Your objective: Every word of the data must be reproduced in your reply exactly.

Website and app data records:
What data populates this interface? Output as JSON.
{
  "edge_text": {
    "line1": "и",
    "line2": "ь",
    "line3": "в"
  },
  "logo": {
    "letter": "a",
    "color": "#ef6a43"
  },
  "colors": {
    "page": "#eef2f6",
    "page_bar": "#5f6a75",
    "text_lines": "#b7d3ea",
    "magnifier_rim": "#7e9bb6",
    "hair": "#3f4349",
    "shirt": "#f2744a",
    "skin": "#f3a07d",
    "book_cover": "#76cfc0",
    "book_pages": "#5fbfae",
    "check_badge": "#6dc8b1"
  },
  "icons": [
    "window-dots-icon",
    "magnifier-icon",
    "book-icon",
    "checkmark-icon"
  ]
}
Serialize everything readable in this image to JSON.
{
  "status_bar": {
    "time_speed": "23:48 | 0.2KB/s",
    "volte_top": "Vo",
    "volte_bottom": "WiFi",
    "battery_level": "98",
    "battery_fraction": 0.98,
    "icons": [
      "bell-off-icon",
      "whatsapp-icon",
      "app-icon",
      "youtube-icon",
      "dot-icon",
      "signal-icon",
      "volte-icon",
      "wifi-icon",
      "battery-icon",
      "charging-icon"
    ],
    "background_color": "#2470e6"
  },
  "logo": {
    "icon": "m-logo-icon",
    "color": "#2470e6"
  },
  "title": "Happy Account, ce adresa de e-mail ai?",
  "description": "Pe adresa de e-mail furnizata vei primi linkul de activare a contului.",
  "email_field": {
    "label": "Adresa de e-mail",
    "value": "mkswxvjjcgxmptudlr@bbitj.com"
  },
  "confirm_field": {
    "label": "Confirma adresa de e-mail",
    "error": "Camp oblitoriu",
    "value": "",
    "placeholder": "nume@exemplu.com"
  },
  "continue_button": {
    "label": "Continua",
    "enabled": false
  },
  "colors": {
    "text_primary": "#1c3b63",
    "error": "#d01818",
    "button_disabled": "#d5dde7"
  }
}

Result:
What data populates this interface? Output as JSON.
{
  "edge_text": {
    "line1": "и",
    "line2": "ь",
    "line3": "в"
  },
  "logo": {
    "letter": "a",
    "color": "#ef6a43"
  },
  "colors": {
    "page": "#eef2f6",
    "page_bar": "#5f6a75",
    "text_lines": "#b7d3ea",
    "magnifier_rim": "#7e9bb6",
    "hair": "#3f4349",
    "shirt": "#f2744a",
    "skin": "#f3a07d",
    "book_cover": "#76cfc0",
    "book_pages": "#5fbfae",
    "check_badge": "#6dc8b1"
  },
  "icons": [
    "window-dots-icon",
    "magnifier-icon",
    "book-icon",
    "checkmark-icon"
  ]
}
Serialize everything readable in this image to JSON.
{
  "status_bar": {
    "time_speed": "23:48 | 0.2KB/s",
    "volte_top": "Vo",
    "volte_bottom": "WiFi",
    "battery_level": "98",
    "battery_fraction": 0.98,
    "icons": [
      "bell-off-icon",
      "whatsapp-icon",
      "app-icon",
      "youtube-icon",
      "dot-icon",
      "signal-icon",
      "volte-icon",
      "wifi-icon",
      "battery-icon",
      "charging-icon"
    ],
    "background_color": "#2470e6"
  },
  "logo": {
    "icon": "m-logo-icon",
    "color": "#2470e6"
  },
  "title": "Happy Account, ce adresa de e-mail ai?",
  "description": "Pe adresa de e-mail furnizata vei primi linkul de activare a contului.",
  "email_field": {
    "label": "Adresa de e-mail",
    "value": "mkswxvjjcgxmptudlr@bbitj.com"
  },
  "confirm_field": {
    "label": "Confirma adresa de e-mail",
    "error": "Camp oblitoriu",
    "value": "",
    "placeholder": "nume@exemplu.com"
  },
  "continue_button": {
    "label": "Continua",
    "enabled": false
  },
  "colors": {
    "text_primary": "#1c3b63",
    "error": "#d01818",
    "button_disabled": "#d5dde7"
  }
}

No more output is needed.